.@OppInsights finds that the “Ivy-Plus” (Ivy League, plus UChicago, Duke, MIT, Stanford) admit students from the highest income families scoring in the top 1% of SAT/ACT at far greater rates than those from lower-income families.
Children from families in the top 1% are more than twice as likely to attend an Ivy-Plus college (Ivy League, Stanford, MIT, Duke, and Chicago) as those from middle-class families with comparable SAT/ACT scores. Two-thirds of this gap is due to higher admissions rates for students with comparable test scores from high-income families; the remaining third is due to differences in rates of application and matriculation. The high-income admissions advantage at private colleges is driven by three factors: (1) preferences for children of alumni, (2) weight placed on non-academic credentials, which tend to be stronger for students applying from private high schools that have affluent student bodies, and (3) recruitment of athletes, who tend to come from higher-income families. Highly selective public colleges that follow more standardized processes to evaluate applications exhibit smaller disparities in admissions rates by parental income than private colleges that use more holistic evaluations. Related: Why Do Wages Grow Faster for Educated Workers? and Multidimensional Human Capital and the Wage Structure and The Economics of Inequality in High-Wage Economies
.@JoshZumbrun, evaluating the differences between @OppInsights recent research on elite schools and Krueger’s earlier findings, shows that elite schools don’t have that much impact outside of lottery-like tail outcomes.
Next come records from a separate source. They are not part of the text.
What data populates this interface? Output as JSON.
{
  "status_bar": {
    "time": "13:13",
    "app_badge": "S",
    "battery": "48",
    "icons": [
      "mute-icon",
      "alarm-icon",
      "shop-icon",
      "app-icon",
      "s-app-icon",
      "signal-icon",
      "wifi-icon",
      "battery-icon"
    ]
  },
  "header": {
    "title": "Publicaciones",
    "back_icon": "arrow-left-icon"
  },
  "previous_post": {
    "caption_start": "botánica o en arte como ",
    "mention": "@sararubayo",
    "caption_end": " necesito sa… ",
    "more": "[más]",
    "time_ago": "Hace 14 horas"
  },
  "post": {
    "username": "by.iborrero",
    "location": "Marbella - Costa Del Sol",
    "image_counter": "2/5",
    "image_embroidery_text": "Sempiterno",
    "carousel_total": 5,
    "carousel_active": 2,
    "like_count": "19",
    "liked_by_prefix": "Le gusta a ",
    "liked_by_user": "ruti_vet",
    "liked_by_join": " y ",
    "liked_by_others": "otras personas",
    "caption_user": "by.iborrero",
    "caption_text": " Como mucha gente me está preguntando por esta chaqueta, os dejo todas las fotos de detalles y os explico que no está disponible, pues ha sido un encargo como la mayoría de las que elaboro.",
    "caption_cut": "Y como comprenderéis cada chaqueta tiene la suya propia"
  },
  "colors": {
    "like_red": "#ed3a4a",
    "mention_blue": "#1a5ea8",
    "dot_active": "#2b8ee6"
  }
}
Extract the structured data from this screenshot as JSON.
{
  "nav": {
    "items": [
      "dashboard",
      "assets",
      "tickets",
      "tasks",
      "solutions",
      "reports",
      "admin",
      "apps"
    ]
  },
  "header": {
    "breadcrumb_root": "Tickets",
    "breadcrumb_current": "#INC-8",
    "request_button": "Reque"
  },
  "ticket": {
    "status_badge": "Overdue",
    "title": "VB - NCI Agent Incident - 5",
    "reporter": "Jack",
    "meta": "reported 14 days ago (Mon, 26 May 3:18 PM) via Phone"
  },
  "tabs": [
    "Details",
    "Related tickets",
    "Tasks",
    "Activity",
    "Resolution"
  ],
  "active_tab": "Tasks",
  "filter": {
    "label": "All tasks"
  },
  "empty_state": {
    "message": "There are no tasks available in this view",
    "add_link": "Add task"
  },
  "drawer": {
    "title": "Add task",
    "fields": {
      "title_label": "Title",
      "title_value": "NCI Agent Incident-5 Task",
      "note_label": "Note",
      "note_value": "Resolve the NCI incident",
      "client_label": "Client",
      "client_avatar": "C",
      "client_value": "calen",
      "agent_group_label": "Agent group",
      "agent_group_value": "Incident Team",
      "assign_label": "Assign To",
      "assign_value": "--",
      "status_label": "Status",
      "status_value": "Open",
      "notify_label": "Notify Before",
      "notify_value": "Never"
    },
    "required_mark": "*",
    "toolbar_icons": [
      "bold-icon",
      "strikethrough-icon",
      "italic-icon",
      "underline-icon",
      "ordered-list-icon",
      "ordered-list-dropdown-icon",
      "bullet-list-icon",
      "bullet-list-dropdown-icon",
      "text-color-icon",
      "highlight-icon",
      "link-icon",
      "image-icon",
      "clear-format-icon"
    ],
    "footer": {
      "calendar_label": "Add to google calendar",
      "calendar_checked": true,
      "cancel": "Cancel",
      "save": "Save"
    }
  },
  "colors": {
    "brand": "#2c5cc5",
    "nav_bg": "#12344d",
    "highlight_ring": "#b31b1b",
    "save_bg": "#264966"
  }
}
Dale and Krueger had classified everyone who earned more than $200,000 into the same category, making no distinction between an affluent doctor earning $250,000 and Jeff Bezos. Chetty and his authors use a slightly different approach. They classify everyone’s income into percentiles—80th, 81st, etc. Among top students, 19% who attend the top schools make it to the richest 1% of the income distribution, versus 12% who didn’t attend. Chetty’s co-author Deming compares those upper-tail outcomes to winning the lottery: Elite schools have lots of lottery tickets lying on the ground, whereas most other colleges only have a few. For most people, the lottery ticket will be worth nothing. For a few, it is a jackpot. Related: Diversifying Society’s Leaders? The Determinants and Causal Effects of Admission to Highly Selective Private Colleges